So yes, there are a few things to consider, but really it comes down to—surprise, surprise—you. And once you’ve picked your poison (slash method of choice), here are few supplemental tips to keep in mind:
- To help break up clumps—which is a common frustration when using powders—use a blender, milk frother, or shaker bottle (like a Blender Bottle). They’re easy, fast, and (almost) lump-free.
- Mix tinctures with eight ounces of water or a splash of juice to help subdue the flavor. That said, if you’re a ‘rip off the band-aid’ kind of person, there’s no harm in going straight down the hatch, Coleman says.
- If you’re worried about the material capsules are made from, sprinkle the contents into liquid and drink them instead. (Though Dr. Axe says that modern supplement capsules are more easily digestible and break down within seconds.)

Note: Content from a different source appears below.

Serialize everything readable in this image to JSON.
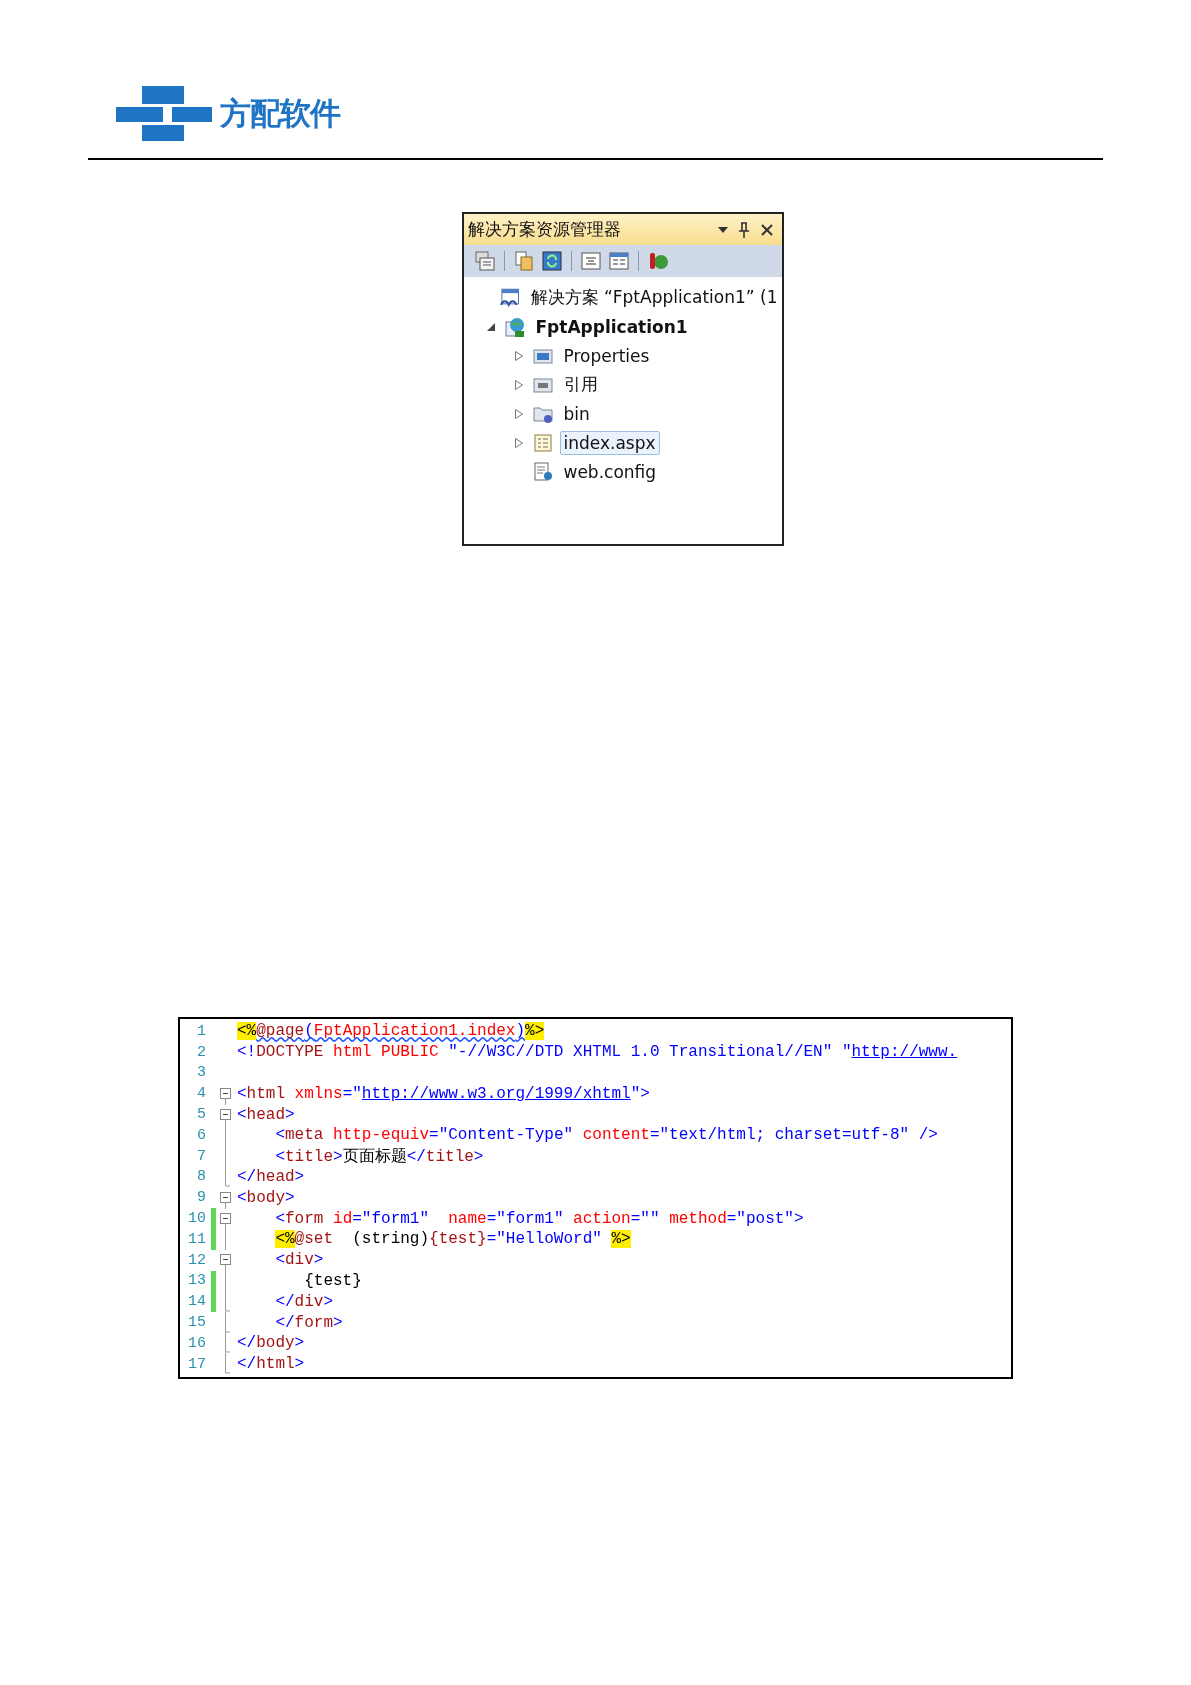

- With some supplements, what you take them with actually matters. Fat-soluble vitamins, for example, need fat present to be fully absorbed. Vitamin C also helps iron absorb, so they should be taken together. Calcium, on the other hand, can compete with iron, so calcium supplements should be taken a few hours after an iron-rich meal.
- Additionally, some supplements can negatively interact with medication, making them less effective, and in some cases, even dangerous.
- Have I mentioned that consulting a health professional is really helpful?
Unfortunately, supplements simply aren’t that simple. To get the most out of them, you need to understand what they can actually do and how to best integrate them into your life. And because each supplement is different, as is each individual taking it, it’s best to get guidance from a health professional as opposed to trusting the internet.
But I know that’s easier said than done. So when it comes to supplements, make sure to buy the good stuff—from the brands that make it well—and make sure to thoroughly investigate before popping any pills or sipping any super drinks.